When I was a new physical therapist, I prescribed this exercise for my low back patients as it was, (and to a certain extent) still is, the current standard of care. Interestingly enough, I have had more than a few patients return to the clinic after performing this exercise with increased low back pain. They were upset, and I couldn’t explain the reason why this exercise hurt. After all, this is what was instructed to me in physical therapy school.
One common explanation about why this exercise hurts, is that patients were lifting their hips too high. As a result, the excessive backward bending was hurting their back. But when I reviewed the exercises with my patients, they were not doing any backward bending and performing them “correctly”.
I have no doubt the lumbar bridge is an effective exercise for building muscle strength, but I believe that this exercise (and other exercises common in physical therapy) has excessive sheering or sheer force through the lumbar spine, and this is likely the reason this exercise hurts for a subgroup of people.
What is sheer force? Sheer force is deformation of a material substance in which parallel internal surfaces slide past one another. Great examples of this in everyday life is that sheer force is what allows scissors to cut paper and sandpaper to remove paint and reveal smooth wood. This type of force on the body and joints are extremely powerful and can break tissue much faster than other types of force on the spine.
If you are a 20 year-old athlete with no history of back problems, this is a great exercise to improve athletic performance and core strength. If you a 50 year-old with a disc problem and maybe some lumbar instability, or experience acute disc pain, there is some risk that the lumbar bridge will hurt or make your symptoms worse.

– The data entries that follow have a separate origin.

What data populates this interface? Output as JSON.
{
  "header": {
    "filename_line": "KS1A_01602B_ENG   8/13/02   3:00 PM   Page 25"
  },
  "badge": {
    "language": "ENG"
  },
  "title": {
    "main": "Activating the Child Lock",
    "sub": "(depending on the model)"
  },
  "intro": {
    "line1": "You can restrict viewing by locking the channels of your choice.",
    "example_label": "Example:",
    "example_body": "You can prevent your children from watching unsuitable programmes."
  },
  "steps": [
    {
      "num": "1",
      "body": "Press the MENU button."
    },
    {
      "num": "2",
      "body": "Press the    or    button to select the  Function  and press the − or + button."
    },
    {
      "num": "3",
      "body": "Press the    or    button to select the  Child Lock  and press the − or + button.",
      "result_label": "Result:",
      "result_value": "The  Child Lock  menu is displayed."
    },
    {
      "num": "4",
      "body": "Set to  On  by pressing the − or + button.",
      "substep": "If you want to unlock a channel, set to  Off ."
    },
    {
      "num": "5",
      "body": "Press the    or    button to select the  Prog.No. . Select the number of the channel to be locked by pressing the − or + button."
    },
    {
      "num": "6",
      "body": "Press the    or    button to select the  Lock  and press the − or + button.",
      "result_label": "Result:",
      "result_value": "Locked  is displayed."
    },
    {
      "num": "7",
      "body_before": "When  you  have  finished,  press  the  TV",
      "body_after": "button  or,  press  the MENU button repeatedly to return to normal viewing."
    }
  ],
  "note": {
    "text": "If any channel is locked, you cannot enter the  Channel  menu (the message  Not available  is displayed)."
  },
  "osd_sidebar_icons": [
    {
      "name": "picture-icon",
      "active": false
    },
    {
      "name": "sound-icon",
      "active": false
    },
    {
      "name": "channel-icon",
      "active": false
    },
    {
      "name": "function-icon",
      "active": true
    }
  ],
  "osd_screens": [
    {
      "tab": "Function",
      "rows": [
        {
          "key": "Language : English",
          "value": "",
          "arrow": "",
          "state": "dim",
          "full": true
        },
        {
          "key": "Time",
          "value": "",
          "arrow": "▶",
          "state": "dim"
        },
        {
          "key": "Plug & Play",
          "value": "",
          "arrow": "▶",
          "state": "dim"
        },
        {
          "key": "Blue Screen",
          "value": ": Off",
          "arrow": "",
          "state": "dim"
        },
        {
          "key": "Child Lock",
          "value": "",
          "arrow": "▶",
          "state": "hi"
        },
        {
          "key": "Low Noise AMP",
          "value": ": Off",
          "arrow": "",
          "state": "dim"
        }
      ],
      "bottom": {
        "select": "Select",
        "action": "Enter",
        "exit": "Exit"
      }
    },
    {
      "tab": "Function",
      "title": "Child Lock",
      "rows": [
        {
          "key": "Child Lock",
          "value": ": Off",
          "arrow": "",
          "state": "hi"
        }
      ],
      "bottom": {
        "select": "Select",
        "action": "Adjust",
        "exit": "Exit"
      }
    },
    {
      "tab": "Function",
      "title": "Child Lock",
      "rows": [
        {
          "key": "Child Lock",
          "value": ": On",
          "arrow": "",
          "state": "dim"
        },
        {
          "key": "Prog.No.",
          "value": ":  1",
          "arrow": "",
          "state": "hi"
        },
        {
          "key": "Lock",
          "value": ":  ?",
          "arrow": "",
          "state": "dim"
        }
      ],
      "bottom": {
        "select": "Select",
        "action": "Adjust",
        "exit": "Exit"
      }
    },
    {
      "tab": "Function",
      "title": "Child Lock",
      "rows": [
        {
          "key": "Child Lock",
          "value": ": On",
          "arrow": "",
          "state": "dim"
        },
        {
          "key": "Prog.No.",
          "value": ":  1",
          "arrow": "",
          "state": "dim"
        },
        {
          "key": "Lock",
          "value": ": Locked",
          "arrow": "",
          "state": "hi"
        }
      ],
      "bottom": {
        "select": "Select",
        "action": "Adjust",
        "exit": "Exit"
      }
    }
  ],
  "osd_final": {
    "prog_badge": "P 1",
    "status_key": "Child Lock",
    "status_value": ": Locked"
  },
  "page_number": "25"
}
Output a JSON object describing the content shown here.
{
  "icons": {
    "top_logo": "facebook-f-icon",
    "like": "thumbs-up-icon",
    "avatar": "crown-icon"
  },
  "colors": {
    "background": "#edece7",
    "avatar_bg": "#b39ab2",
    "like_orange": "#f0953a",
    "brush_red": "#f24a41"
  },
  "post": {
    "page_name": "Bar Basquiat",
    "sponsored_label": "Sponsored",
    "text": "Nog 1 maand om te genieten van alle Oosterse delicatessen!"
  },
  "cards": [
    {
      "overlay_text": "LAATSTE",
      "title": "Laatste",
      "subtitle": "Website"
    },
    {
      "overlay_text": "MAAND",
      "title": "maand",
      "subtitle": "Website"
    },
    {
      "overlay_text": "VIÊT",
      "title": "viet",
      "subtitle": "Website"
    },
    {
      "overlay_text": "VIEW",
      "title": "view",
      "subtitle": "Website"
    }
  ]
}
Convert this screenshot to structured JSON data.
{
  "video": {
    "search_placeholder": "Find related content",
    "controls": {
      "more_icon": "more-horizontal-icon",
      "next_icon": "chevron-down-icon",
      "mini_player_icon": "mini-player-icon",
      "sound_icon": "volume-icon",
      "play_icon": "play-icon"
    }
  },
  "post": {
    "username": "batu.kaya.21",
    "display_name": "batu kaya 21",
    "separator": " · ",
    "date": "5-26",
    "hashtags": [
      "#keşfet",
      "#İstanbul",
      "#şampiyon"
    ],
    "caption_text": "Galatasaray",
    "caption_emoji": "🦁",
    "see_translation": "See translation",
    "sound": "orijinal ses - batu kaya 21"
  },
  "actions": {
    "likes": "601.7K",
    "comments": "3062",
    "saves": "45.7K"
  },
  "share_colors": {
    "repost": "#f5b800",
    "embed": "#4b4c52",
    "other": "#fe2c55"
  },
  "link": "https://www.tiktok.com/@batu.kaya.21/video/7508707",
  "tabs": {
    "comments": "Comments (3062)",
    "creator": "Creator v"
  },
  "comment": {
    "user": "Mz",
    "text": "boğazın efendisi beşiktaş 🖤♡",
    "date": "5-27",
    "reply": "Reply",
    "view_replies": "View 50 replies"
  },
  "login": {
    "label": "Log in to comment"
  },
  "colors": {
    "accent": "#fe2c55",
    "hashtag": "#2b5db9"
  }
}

Despite its common use in exercise classes and physical therapy clinics, I made the decision several years ago to stop doing this exercise (along with the pelvic tilt and a few other exercises, but that’s another blog post). The challenge for the physical therapist is to efficiently pick the exercises that have the least risk and have the best chance of having a good outcome. The lumbar bridge is one of those exercises where I believe the perceived benefit of the exercise does not outweigh the risk.
This is what my business tag line, “Innovative solutions for pain”, is trying to convey. The whole idea of my practice is to provide smart and compelling approaches to spine pain and orthopedic injuries. Progressive ideas, based on science, to give you the best outcomes with the least amount of risk. This is the kind of care and attention that my business puts into your physical therapy and to your road to recovery.